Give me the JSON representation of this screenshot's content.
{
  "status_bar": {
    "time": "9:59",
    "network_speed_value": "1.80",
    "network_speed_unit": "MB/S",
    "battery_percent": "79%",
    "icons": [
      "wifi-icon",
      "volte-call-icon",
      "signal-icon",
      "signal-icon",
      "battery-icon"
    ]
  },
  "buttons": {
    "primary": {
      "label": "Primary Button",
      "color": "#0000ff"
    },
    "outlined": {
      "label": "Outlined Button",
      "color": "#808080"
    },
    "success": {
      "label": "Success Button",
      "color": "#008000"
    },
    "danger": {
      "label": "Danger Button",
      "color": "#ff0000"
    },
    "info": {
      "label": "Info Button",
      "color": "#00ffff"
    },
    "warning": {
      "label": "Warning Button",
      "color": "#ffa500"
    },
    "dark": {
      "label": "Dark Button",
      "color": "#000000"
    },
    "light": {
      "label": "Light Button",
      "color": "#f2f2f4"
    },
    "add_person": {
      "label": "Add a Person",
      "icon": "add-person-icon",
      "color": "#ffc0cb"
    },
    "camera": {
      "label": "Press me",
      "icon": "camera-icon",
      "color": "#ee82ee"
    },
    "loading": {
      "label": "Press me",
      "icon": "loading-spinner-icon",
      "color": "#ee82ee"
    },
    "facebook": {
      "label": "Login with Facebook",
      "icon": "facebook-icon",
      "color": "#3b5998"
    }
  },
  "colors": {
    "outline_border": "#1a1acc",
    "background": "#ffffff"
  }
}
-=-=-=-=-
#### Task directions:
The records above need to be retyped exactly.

#### Reply to the task:
Give me the JSON representation of this screenshot's content.
{
  "status_bar": {
    "time": "9:59",
    "network_speed_value": "1.80",
    "network_speed_unit": "MB/S",
    "battery_percent": "79%",
    "icons": [
      "wifi-icon",
      "volte-call-icon",
      "signal-icon",
      "signal-icon",
      "battery-icon"
    ]
  },
  "buttons": {
    "primary": {
      "label": "Primary Button",
      "color": "#0000ff"
    },
    "outlined": {
      "label": "Outlined Button",
      "color": "#808080"
    },
    "success": {
      "label": "Success Button",
      "color": "#008000"
    },
    "danger": {
      "label": "Danger Button",
      "color": "#ff0000"
    },
    "info": {
      "label": "Info Button",
      "color": "#00ffff"
    },
    "warning": {
      "label": "Warning Button",
      "color": "#ffa500"
    },
    "dark": {
      "label": "Dark Button",
      "color": "#000000"
    },
    "light": {
      "label": "Light Button",
      "color": "#f2f2f4"
    },
    "add_person": {
      "label": "Add a Person",
      "icon": "add-person-icon",
      "color": "#ffc0cb"
    },
    "camera": {
      "label": "Press me",
      "icon": "camera-icon",
      "color": "#ee82ee"
    },
    "loading": {
      "label": "Press me",
      "icon": "loading-spinner-icon",
      "color": "#ee82ee"
    },
    "facebook": {
      "label": "Login with Facebook",
      "icon": "facebook-icon",
      "color": "#3b5998"
    }
  },
  "colors": {
    "outline_border": "#1a1acc",
    "background": "#ffffff"
  }
}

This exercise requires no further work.